Helping Consumers Reduce Food Waste
By Shari Steinbach, MS RDN, RDBA Contributing Editor
According to the USDA up to 40% of food is wasted every year in the United States and the estimated cost of food and beverages thrown out by the average American family annually is around $1,500. Wasted food also means a waste of natural resources, water, and energy. Supermarket RDs have a unique opportunity to help consumers reduce waste by providing education that can have a positive financial and environmental impact. Here are some efforts to consider:
- Continue to help shoppers plan meals. Having a plan with a shopping list is one of the simplest ways to avoid food waste. Include recipes and meals using leftovers and “distressed” but safe produce.
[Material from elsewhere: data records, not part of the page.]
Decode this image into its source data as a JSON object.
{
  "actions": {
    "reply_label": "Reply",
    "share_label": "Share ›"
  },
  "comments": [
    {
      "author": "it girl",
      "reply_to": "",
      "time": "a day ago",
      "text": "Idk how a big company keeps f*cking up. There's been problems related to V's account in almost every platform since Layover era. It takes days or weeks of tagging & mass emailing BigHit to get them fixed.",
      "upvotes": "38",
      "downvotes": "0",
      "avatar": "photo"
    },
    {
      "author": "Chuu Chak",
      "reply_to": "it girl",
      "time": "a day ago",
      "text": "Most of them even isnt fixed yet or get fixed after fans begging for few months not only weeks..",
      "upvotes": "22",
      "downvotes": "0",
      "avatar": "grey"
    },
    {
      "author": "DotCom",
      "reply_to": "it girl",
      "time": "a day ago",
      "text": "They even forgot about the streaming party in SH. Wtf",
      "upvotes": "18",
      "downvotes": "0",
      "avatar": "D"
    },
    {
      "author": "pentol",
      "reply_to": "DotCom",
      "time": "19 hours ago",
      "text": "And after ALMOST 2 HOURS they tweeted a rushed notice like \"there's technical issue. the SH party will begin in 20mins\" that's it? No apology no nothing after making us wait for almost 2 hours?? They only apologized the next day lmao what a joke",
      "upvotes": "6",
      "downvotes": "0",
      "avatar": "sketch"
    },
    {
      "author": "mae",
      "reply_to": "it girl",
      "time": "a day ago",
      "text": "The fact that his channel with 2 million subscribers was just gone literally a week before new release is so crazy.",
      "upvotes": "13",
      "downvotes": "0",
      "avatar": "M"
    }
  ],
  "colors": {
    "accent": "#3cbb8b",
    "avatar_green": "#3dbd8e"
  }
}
- A lot of food never leaves the farms because customers have no interest in buying wonky produce. Help your store set up an “ugly” fruit and veggie display and provide recipes that don’t require perfect produce, like vegetable soup.
- Promote foods across the entire store to vary fresh foods with those that have a longer shelf life. Frozen or canned fruits and vegetables, for example, are affordable and create nutritious meal accompaniments.
- Teach a class on food storage 101. Educate shoppers on how to properly freeze foods to avoid waste and promote the use of storage containers for leftover lunches to go. Include the concept of FIFO (first in, first out) as a lot of food waste occurs from items that simply get lost in the back of the refrigerator or pantry. Check out Stilltasty.com which provides an extensive guide to the shelf life of all foods or promote the Foodkeeper app that helps consumers understand food and beverage storage.
- Write an article on how to treat expiration and sell-by dates as guidelines. Many food items are tossed simply based on these dates when they are still perfectly safe to consume. Include tips for recognizing real food spoilage and safety concerns.
- Post a leftovers campaign on your store's Facebook page. Encourage customers to interact by sending in their favorite recipes using leftover food and direct them to your website for advice on how to reduce food waste.
- Learn from others. Many Danish supermarkets are starting to sell good food, which is nearing its expiration date, at reduced prices. The supermarkets waste less food and earn money on the food, which otherwise would have been tossed. These “stop food waste” bargains have become quite popular, and could become a model for other supermarkets.
- Check out resources and toolkits available to help with your efforts:
- Food Waste Reduction Alliance (a collaboration with FMI, GMA and the National Restaurant Association)
Create shopper loyalty by adding waste reduction education to your wellness programming. Customers will appreciate your guidance to help them save money and protect the environment.